What others in Jenkins think about our service:|
"I needed a needed a new solution for my business.
Our DSL line just kept going down and my 15 employees
would just stand around waiting for it to come back up.
The lack of stability was choking my business, so I
decided to go on the hunt for a T1. When I started,
I didn't know which carrier was best, or what a competitive
price was. Heck, I didn't even know if I could get
T1 internet service here in Jenkins. Luckily, Google
directed me to this page and I was able to make contact
with a knowledgeable and experienced broadband consultant
that narrowed the field down to XO and AT&T.
Now I am the proud owner of a new XO data T1 line,
which is stable, reliable, and not much more than I was
paying for my old DSL line."
Integrated T1 Progress Report
Monday July 07, 2014,
06:41 am ET
CEDAR HILLS, Utah, Jul. 07 /Patrick Oborn/ --
Business broadband, its price, and who can afford it, are changing. Every day an increasing number
of business are finding the new broadband services made available to them by the "new" telecommunications
companies that are emerging from the latest round of mergers and acquisitions. Overlapping networks
are being consolidated into bigger and leaner footprints, lowering the cost of dynamic integrated
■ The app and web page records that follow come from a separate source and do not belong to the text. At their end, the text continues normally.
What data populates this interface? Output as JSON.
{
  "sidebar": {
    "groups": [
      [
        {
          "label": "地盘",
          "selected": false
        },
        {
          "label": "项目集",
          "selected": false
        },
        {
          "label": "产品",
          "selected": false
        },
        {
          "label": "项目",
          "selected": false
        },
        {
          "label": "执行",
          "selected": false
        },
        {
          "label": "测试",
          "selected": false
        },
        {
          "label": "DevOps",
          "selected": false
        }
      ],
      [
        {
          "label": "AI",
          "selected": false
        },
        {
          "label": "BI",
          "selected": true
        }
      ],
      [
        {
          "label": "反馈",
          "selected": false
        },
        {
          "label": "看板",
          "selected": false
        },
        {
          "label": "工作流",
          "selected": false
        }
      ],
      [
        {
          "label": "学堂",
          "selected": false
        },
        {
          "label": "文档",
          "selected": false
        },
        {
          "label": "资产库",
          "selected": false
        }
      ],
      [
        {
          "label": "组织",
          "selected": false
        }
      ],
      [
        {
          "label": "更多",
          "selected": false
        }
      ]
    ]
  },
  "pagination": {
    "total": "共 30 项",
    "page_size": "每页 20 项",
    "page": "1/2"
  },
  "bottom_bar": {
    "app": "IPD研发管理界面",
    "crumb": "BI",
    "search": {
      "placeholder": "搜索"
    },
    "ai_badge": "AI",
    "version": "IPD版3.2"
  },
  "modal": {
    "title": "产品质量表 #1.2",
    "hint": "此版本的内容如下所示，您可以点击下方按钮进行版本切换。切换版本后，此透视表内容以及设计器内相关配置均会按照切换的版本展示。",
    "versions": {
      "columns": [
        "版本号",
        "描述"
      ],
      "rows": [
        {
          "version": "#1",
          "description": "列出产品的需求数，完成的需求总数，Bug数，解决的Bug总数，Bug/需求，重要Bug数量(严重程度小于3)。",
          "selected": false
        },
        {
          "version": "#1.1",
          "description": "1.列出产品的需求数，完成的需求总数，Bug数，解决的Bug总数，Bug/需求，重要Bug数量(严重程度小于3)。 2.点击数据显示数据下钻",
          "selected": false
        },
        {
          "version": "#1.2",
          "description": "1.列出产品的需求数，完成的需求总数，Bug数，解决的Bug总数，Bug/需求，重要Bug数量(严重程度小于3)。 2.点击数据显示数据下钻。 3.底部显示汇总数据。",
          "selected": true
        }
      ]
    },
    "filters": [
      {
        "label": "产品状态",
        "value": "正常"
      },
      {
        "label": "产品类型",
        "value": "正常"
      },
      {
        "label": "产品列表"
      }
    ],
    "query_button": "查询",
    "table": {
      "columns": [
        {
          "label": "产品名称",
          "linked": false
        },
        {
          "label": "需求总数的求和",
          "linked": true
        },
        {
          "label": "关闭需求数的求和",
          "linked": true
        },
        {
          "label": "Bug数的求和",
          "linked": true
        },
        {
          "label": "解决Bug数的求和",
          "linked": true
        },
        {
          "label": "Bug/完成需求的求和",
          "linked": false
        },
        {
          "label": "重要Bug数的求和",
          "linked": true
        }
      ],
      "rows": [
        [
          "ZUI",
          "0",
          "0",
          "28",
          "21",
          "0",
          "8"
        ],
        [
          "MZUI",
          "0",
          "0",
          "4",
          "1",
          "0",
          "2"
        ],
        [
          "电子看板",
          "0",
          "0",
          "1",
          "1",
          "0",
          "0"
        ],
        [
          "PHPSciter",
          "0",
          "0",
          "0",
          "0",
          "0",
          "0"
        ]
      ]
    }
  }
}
digital signal 1 (DS1) service to the price range of about five regular phone lines. Small to medium
size business can now afford services once reserved for the Fortune 1000 companies.
"The average cost of a business phone line from the Local Bell Operating Company (ILEC) has
remained constant for the past ten years" noted Edwin Jones, a senior market analyst and
telecom industry expert. "At the same time the prices of T-1 lines have declined from near
$1000 per month to a staggering $350. Keeping in mind that a T1 connection is the equivalent
of 24 regular phone lines all bundled into one, it comes as no surprise that demand for these
services in on the rise."
Min Lieu owns a small insurance agency in Missouri. Five years ago he signed up with
XO Communications for a TDM-based integrated T1 line for $870/month, which did not
include local or long distance calling. Recently, he was offered XO's version of
a dynamic circuit called "XO Flex" for half of the price he was already paying.
"I would have been a fool not to take the deal" stated Mr. Lieu. "I'm able to
add headcount with additional voice lines, without any increase in expense or
degradation in high-speed Internet performance."
Given the fact that many companies still to this day have yet to make the change to digital
SIP-trunking enabled dynamic T1s, one must ask why the delay? The value proposition that
dynamic adds and the economic benefits are there, however, the technology is slow to be
adopted by mainstream corporations. One reason for this lag is the bad reputation that
telecom companies have built for themselves through the meltdown of the industry from
2000 to 2003, when many companies either went out of business, merged with other larger
companies, or just hunkered down and weathered the storm. Now that the industry has made
great strides to stabilize by offering better rates, better products, and better customer
service, small business owners are gradually starting to listen to the presentations being
made by consultants and inside sales agents. With that increase in confidence, and with
the growing number of testimonials being offered by happy customers, businesses are becoming
less reluctant to make the jump.
Until deregulation allowed smaller, hungrier telecommunications companies the
ability to compete, the United States was stuck with technologies that were quickly
becoming out of date. Now that the Bells actually have to innovate to keep up with
the smaller CLECs, customer everywhere are reaping the benefits.
Expect innovation to continue on its upward spiral as the CLECs continue to expand
their footprints as well as their customer bases. Barring any funny stuff from the FCC,
the CLECs will be here to stay. Sorry Ma Bell.